Filter these entries down to lines holding "mech".

Segment Start: Provided records

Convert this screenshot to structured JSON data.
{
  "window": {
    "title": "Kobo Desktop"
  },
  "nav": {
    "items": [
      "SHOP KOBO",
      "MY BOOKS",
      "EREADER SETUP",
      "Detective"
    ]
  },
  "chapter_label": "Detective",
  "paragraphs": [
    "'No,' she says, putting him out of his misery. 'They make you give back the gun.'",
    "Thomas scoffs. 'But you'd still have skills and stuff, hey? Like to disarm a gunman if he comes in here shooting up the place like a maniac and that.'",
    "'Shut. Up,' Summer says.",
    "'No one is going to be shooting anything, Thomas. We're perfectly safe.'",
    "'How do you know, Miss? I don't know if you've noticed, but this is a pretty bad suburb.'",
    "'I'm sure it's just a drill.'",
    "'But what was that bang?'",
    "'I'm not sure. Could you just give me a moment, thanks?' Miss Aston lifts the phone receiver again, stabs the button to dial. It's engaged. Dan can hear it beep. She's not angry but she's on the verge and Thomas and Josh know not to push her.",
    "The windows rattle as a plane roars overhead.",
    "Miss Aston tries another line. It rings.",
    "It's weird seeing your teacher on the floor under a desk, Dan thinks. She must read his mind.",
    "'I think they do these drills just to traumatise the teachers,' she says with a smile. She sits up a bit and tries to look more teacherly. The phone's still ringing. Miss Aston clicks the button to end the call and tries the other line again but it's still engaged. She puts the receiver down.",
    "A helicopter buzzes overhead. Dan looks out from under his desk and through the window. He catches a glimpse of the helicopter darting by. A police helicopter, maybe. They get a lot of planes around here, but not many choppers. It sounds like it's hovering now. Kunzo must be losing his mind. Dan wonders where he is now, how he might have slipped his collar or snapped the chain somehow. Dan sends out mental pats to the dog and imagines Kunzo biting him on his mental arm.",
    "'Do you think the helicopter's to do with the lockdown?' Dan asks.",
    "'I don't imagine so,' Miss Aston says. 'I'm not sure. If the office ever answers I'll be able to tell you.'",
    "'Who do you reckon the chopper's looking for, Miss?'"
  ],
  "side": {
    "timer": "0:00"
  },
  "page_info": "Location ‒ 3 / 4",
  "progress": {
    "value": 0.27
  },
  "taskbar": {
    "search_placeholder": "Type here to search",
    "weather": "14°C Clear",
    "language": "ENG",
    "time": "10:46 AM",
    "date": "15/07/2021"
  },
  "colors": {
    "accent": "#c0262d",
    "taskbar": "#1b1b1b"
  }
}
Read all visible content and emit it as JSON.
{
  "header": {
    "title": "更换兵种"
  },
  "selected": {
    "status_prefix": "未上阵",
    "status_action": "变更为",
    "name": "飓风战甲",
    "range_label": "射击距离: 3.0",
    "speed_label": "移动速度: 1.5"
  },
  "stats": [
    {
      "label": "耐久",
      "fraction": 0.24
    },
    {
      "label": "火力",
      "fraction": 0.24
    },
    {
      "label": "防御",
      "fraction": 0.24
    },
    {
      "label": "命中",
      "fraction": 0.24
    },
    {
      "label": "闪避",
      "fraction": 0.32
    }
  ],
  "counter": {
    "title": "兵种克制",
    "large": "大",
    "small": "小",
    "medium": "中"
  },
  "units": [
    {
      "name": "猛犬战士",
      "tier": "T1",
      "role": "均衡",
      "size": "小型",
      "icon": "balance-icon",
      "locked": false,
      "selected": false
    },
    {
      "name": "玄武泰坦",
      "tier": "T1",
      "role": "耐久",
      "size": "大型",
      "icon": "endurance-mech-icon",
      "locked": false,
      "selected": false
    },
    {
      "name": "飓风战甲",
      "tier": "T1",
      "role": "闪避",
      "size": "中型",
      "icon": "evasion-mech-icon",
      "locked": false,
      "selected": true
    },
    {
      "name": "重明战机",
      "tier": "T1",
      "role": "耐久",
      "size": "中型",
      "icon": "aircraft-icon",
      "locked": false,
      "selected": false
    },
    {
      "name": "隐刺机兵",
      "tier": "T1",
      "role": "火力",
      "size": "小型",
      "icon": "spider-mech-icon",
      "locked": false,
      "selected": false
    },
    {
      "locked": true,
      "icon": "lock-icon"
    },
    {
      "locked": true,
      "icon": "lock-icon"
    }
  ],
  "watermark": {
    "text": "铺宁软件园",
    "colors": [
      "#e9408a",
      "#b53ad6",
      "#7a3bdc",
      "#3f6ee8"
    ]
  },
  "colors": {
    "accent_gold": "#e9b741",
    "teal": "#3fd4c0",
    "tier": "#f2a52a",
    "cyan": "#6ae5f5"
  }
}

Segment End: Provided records

* [Problem solution]:
      "icon": "endurance-mech-icon",
      "icon": "evasion-mech-icon",
      "icon": "spider-mech-icon",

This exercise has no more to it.